I lived in Geneva for most of the 1990s but arriving by plane on a clear spring day has never lost its enchantment.First stop, the International Committee of the Red Cross, founded in 1863 by a Swiss businessman who accidentally bore witness to the gruesome battle of Solferino. Dunant stayed behind to organize non-partisan help to the wounded. From this simple idea the laws of war emerged, rarely respected in full but indispensible in restraining the worst aspects of armed conflict.
The ICRC is as Swiss as gruyère, and only slowly opening itself to outsiders. One of the few to have breached its senior management ranks is Australian lawyer Helen Durham. She and I have both been nominated for an award but neither of us can be at the ceremony in Canberra so have agreed to video a ‘conversation’. It’s great fun – even if armed conflict and human trafficking are the main topics. We finish up on the perennial ‘having it all’ question, agreeing that our daughters will not be misled about the difficulties of combining an international career with a decent family life. In this regard it seems that the most important choice is not the university you attend, what you study or your first job – it’s the decision about who’s going to be the father of your children. We both scored well on that front.
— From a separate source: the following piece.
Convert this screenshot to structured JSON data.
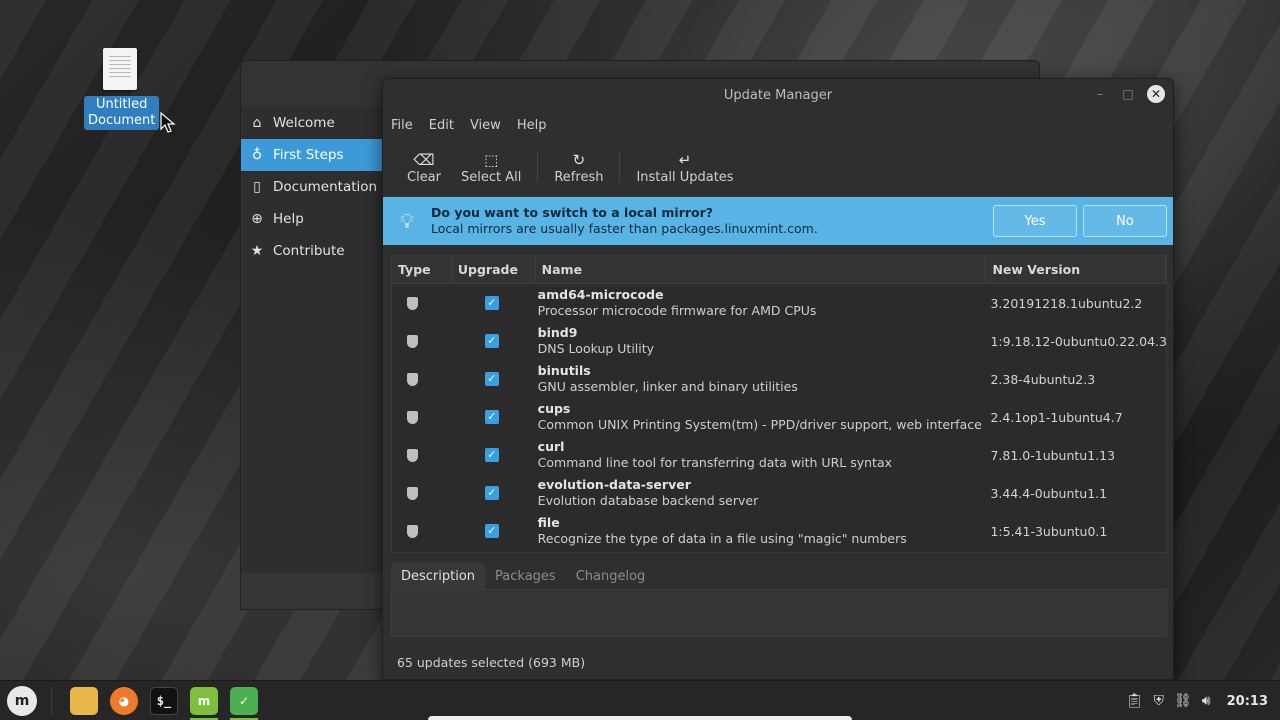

The ICRC was just a detour on my way to the International Organization for Migration, where I’m part of a group appointed to provide ‘wise counsel’ to its Director-General. The recipient of our wisdom is Ambassador William Lacy Swing, who might just have one of the most grueling diplomatic posts around. IOM is the world’s migration agency: its job, since 1951, has been to work with governments to move people safely and humanely, in war and in peace. Bill Swing turned 80 last year and shows no sign of slowing down. As he criss-crosses the world (in economy class) his message is the same: countries everywhere must understand that what we are seeing today – massive flows, mostly undocumented and facilitated by smugglers – is the new normal. Migration has always been with us and the motivations – personal security and the possibility of a step up – have never altered. The only factors that change are the nationality of those on the move and the direction of their journey. It’s worth remembering that Europe has only recently become a continent of mass immigration and it is European emigrants who have shaped our world. It must indeed feel strange for Europe to suddenly find itself on the other end of the great migration game.
IOM has never been under such strain: chaotic flows of migrants out of Syria and Libya; an unprecedented number of drowning deaths in the Mediterranean; a crisis in Yemen that has trapped its people in a living hell. Bill Swing acknowledges that his organization and others are seriously overstretched. But he points out that crisis can also generate opportunity: governments are actually talking about migration. And about time. The nature and scale of what is happening is difficult to comprehend, and it’s not all boats and asylum seekers. This year, more Chinese entered the US than Mexicans, and more than one million Chinese are now living and working in Africa. The hard work of South Asians is propping up the petro-States of the Middle East. The demographic profile of many Western countries, including ours, is changing faster and more inexorably than most realise. The future is clear – global migration will only accelerate. But political leadership on this issue is disgracefully absent. Mainstream politicians, business and the media are afraid to tackle the big issues around migration because the subject has become so toxic. So the world changes and we pretend it’s not happening. Thank goodness for Bill Swing. And for one of his Advisers, the straight-talking Peter Sutherland: former Irish A-G, former Head of the WTO, and current leader of the International Catholic Migration Commission. Sutherland is blunt: defending the free movement of capital, goods and services while opposing the liberalization of migration is intellectually bankrupt and morally indefensible. I leave Geneva determined to do my bit, but convinced we will live to regret our duplicity and lack of courage.
Anne Gallagher AO is an international lawyer and UN Adviser
Subscribe to The Spectator Australia today for a quality of argument not found in any other publication. Subscribe – Try a month free